Jamie Shulman and Jamie McDonald co-founded Toronto-based Hubdoc Inc. in 2012. Hubdoc is a platform that consolidates bills, statements and other important documents online all in one place. Users provide their login credentials for their recurring bills and statements and Hubdoc fetches these documents, extracts key information and notifies users when new documents are available.
The partners were pleased when the concept gained early traction in the market. Consumers seemed to like the idea of a service that automatically consolidating all of their bills and statements on a single platform. However, there was one glaring problem: consumers were reluctant to pay.
“We had a big monetization challenge,” Mr. Shulman says. So how could Hubdoc make money?
Mr. Shulman and Mr. McDonald each spent six years working in the tech industry in San Francisco and Seattle, respectively. They moved back to Toronto around the same time and co-founded a company in 2007, which they sold three years later.
That sale was important in the genesis of Hubdoc. “The buyers of our company flew up to look at our books, and reviewed several filing cabinets full of our company's financial documents,” explains Mr. Shulman. “Our records were all paper-based and we had been shuttling documents back and forth to our bookkeeper and accountant in accordion files. We knew there must be a better way to run the back-office of a business.”
The partners started looking at ways to automate bookkeeping and record-keeping.
It was pretty straightforward to build a prototype that consumers wanted to use. It was more difficult getting people to pay for it.
The first challenge was getting billers on side. “It should have been easier,” says Mr. Shulman. “It costs roughly $25 per year per customer to send out monthly bills, and although companies are setting goals for paperless billing, only 10 to 15 per cent of customers opt to receive bills online. This is why billers had indicated that they’d pay Hubdoc to convert customers from paper bills to e-bills.”
The billers were ultimately supportive, but it took longer than expected. Companies that send out millions of bills per month are large and bureaucratic, and have multiple internal groups involved with billing. “Our hypothesis about how long it would take to contract with these companies was way off. We thought it would take 9 to 12 months, but it ended up looking more like it would take 24 to 36 months of going to meetings and discussing proposals.”
What about the customer side of the platform? That not only took time to figure out but it also required rethinking their target market.
The partners realized that they needed to understand more about their customers in order to focus their efforts on the segment most willing and able to pay for Hubdoc. They analyzed their usage data to find out which kinds of customers were most engaged with the platform.
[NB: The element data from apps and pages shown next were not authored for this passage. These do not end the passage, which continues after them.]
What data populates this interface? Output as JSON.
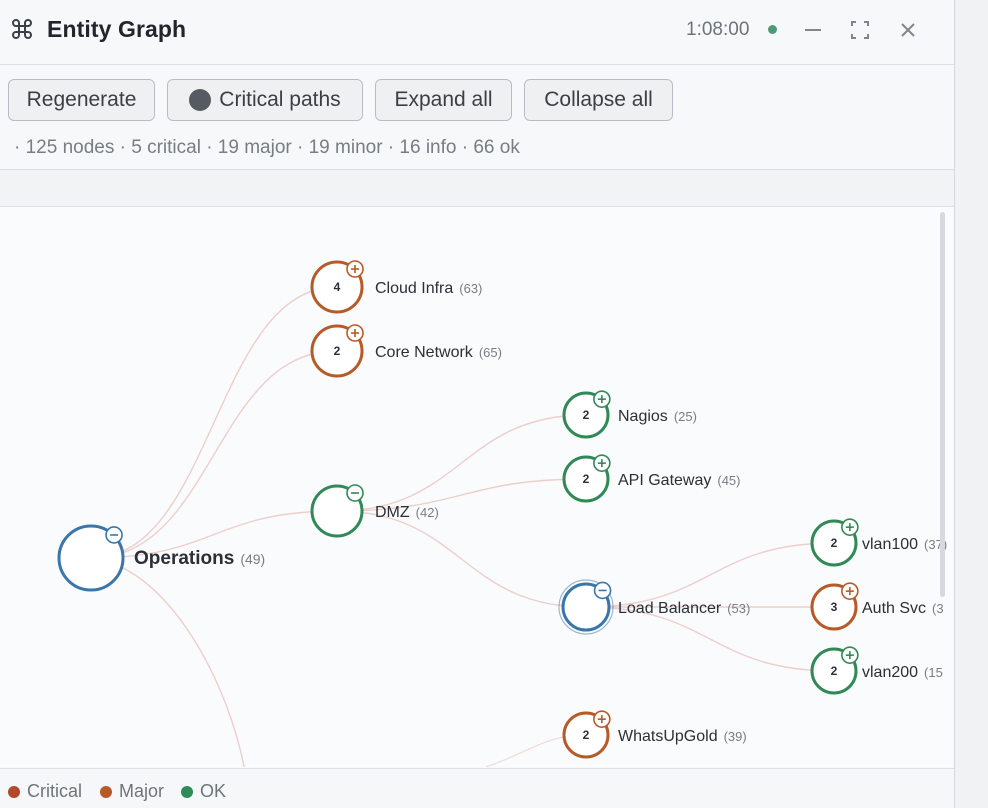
{
  "window": {
    "title": "Entity Graph",
    "time": "1:08:00",
    "status_color": "#4e9a78"
  },
  "toolbar": {
    "regenerate_label": "Regenerate",
    "critical_paths_label": "Critical paths",
    "expand_all_label": "Expand all",
    "collapse_all_label": "Collapse all",
    "summary": "· 125 nodes · 5 critical · 19 major · 19 minor · 16 info · 66 ok"
  },
  "colors": {
    "major": "#b85a28",
    "ok": "#2f8a55",
    "root": "#3a76a8",
    "edge": "#e8c4bf"
  },
  "graph": {
    "nodes": [
      {
        "id": "operations",
        "label": "Operations",
        "count": "(49)",
        "badge": "",
        "status": "root",
        "toggle": "minus"
      },
      {
        "id": "cloud-infra",
        "label": "Cloud Infra",
        "count": "(63)",
        "badge": "4",
        "status": "major",
        "toggle": "plus"
      },
      {
        "id": "core-network",
        "label": "Core Network",
        "count": "(65)",
        "badge": "2",
        "status": "major",
        "toggle": "plus"
      },
      {
        "id": "dmz",
        "label": "DMZ",
        "count": "(42)",
        "badge": "",
        "status": "ok",
        "toggle": "minus"
      },
      {
        "id": "nagios",
        "label": "Nagios",
        "count": "(25)",
        "badge": "2",
        "status": "ok",
        "toggle": "plus"
      },
      {
        "id": "api-gateway",
        "label": "API Gateway",
        "count": "(45)",
        "badge": "2",
        "status": "ok",
        "toggle": "plus"
      },
      {
        "id": "load-balancer",
        "label": "Load Balancer",
        "count": "(53)",
        "badge": "",
        "status": "root",
        "toggle": "minus"
      },
      {
        "id": "vlan100",
        "label": "vlan100",
        "count": "(37)",
        "badge": "2",
        "status": "ok",
        "toggle": "plus"
      },
      {
        "id": "auth-svc",
        "label": "Auth Svc",
        "count": "(3",
        "badge": "3",
        "status": "major",
        "toggle": "plus"
      },
      {
        "id": "vlan200",
        "label": "vlan200",
        "count": "(15",
        "badge": "2",
        "status": "ok",
        "toggle": "plus"
      },
      {
        "id": "whatsupgold",
        "label": "WhatsUpGold",
        "count": "(39)",
        "badge": "2",
        "status": "major",
        "toggle": "plus"
      }
    ],
    "edges": [
      [
        "operations",
        "cloud-infra"
      ],
      [
        "operations",
        "core-network"
      ],
      [
        "operations",
        "dmz"
      ],
      [
        "dmz",
        "nagios"
      ],
      [
        "dmz",
        "api-gateway"
      ],
      [
        "dmz",
        "load-balancer"
      ],
      [
        "load-balancer",
        "vlan100"
      ],
      [
        "load-balancer",
        "auth-svc"
      ],
      [
        "load-balancer",
        "vlan200"
      ]
    ]
  },
  "legend": [
    {
      "label": "Critical",
      "color": "#b5482a"
    },
    {
      "label": "Major",
      "color": "#b85a28"
    },
    {
      "label": "OK",
      "color": "#2f8a55"
    }
  ],
  "icons": {
    "title": "command-icon",
    "minimize": "minimize-icon",
    "maximize": "maximize-icon",
    "close": "close-icon"
  }
}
They discovered that the most engaged users were not typical household consumers. These users weren’t just connecting accounts with phone and utility companies, they were also asking Hubdoc to fetch bills and statements from websites used by consultants and small businesses, such as business bank accounts and services such as SurveyMonkey and GoDaddy.
The value proposition of Hubdoc was stronger as a business-to-business model, because it was businesses that needed to retain records of bills, statements and invoices to support their tax returns. Importantly, Hubdoc also provides businesses with a way to share this information with their bookkeepers and accountants.
Once the partners understood the needs of their business customers, they were able to focus on them. “We consolidate documents for our customers in the Hubdoc platform. Documents are either automatically fetched by Hubdoc or uploaded by the user (via email or by snapping a photo with the Hubdoc mobile app). Hubdoc then delivers this data to their accounting application (e.g. QuickBooks or Xero), creating a journal entry with the document attached,” Mr. Shulman says.
Hubdoc is mostly sold to bookkeepers and accountants rather than to small business owners directly, so one sale ultimately leads to multiple Hubdoc accounts. Mr. Shulman says that they’ve been successful with word-of-mouth recommendations to help the business grow. “Once a bookkeeper uses Hubdoc, he or she typically wants to get all their clients using it.”
In March 2014, the partners relaunched their product as Hubdoc Business. Customer accounts presently cost $20 per month for unlimited usage and, so far, roughly half of their customers are from Canada and the other half from the U.S., which they expect will drive the majority of their growth. And although it is still early days in the relaunch, the two Jamies are optimistic that they’ve now got the right focus, and have effectively doubled the number of paying customers in each of the first five months of operation.
Becky Reuber is a professor of strategic management in the Rotman School of Management of the University of Toronto.
This is the latest in a regular series of case studies by a rotating group of business professors from across the country. They appear every Friday on the Report on Small Business website.
Follow us on Twitter: @GlobeSmallBiz